Note for example, the database of consumers who have disputed charges on their bills; certain of these customers are put into a database that is marketed as “badcustomer.” The badcustomer.com web site states: “Are your purchasing transactions being denied? Find out if you’ve been blacklisted before it’s too late.” We have a question about identity theft victims — individuals who have to dispute charges. Are they in this database? What services, goods, and opportunities will victims of identity theft be denied because they are in this database? How many lists like this exist that consumers don’t know anything about?
We also note that to get off the badcustomer list, consumers must supply detailed information online. How are consumers supposed to hear about every database list like this? How is badcustomers.com using the consumers’ information after receiving it? Is this company doing more than just taking people off of the bad customer list?
We suggest that consumer data collection is out of control, with no balancing consumer rights or requirements for transparency to counterweight the collection and usage activity. – Source
Consumers Pay to Be Removed from BadCustomer.com
From it’s inception in July, 2009 to March, 2010, BadCustomer.com was charging consumers at least $99 to have their name removed from their database.
As of Mach 9, 2010 the company says it no longer charges a fee and I wonder if that had something to do with the company being labeled a credit reporting agency. At least one state, Maine, sent a cease and desist notice to the company to stop collecting information on its residents. – Source
Brien Heideman of Bad Customer.com told me “We are not a credit agency and have worked sufficiently with all parities involved to show that we don’t want to portray that perception.” But BadCustomer.com also provides a Fair Credit Reporting Act furnisher notice so it appears to me that as much as they don’t want to be a credit reporting agency they label themselves a credit reporting agency. – Source

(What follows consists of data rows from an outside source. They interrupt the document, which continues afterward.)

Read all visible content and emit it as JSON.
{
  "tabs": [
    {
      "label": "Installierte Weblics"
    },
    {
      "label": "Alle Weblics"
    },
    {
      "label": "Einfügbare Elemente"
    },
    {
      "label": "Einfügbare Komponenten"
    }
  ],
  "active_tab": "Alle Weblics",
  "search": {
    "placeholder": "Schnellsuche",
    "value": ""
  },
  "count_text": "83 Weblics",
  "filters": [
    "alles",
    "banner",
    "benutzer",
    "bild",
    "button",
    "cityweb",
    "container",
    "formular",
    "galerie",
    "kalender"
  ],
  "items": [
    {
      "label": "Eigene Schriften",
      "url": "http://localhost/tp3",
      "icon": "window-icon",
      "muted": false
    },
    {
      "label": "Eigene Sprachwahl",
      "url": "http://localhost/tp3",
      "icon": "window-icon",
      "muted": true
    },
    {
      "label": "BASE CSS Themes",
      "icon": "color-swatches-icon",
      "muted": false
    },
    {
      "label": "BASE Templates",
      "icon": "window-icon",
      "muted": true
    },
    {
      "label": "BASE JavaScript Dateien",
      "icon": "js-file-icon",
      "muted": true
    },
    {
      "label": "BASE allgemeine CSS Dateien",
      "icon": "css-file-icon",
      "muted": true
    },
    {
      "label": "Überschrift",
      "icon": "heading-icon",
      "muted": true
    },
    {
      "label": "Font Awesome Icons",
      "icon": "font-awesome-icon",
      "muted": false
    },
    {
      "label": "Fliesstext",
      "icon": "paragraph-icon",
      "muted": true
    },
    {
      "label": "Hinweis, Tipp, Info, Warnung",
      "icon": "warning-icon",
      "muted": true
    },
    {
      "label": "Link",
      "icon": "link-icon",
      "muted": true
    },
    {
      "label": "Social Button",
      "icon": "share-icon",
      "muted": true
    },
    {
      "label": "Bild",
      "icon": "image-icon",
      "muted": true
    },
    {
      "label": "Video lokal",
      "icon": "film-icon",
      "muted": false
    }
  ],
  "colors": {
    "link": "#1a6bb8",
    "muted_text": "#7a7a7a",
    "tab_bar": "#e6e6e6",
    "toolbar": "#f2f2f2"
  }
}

We’re pleased to announce that, after months of development, BadCustomer, Inc. has made a number of changes on its site and its systems to make it friendlier and more informative for consumers, and even more secure and useful for businesses. Here are some highlights:
- Removing yourself from the BadCustomer list is now free. You simply need to agree to exhaust all possibilities for a refund (or use our free Dispute Mediation service) the next time you are faced with a possible chargeback situation.
But some confusion still exists if they are still interested in charging consumers when they continue to offer an affiliate program that says they do.
When your affiliate companies reject customers that are in the BadCustomer.com database the customer will have to pay a fee to be removed from the blacklist. First offense removal fees are up to $99 and can go up to $1,000 for people who are removed more than once. You receive 20% of the removal fee for all customers that are blocked from your affiliate companies. – Source
How Worthwhile is BadCustomer.com?
According to Visa, even if a consumer has had a previous chargeback, no merchant can refuse to accept a credit card if it is valid. – Source
And in my research I was unable to locate any merchant that said they used the services of BadCustomer.com or their site was “Powered by BadCustomer.com” as the BadCustomer.com site says they may be. – Source
Heideman says, “We have over 1000 companies that have signed up to partner with badcustomer and identify accessive chargebacks.” But I have yet been unable to locate any of those companies and BadCustomer.com fails to provide any evidence who they work with.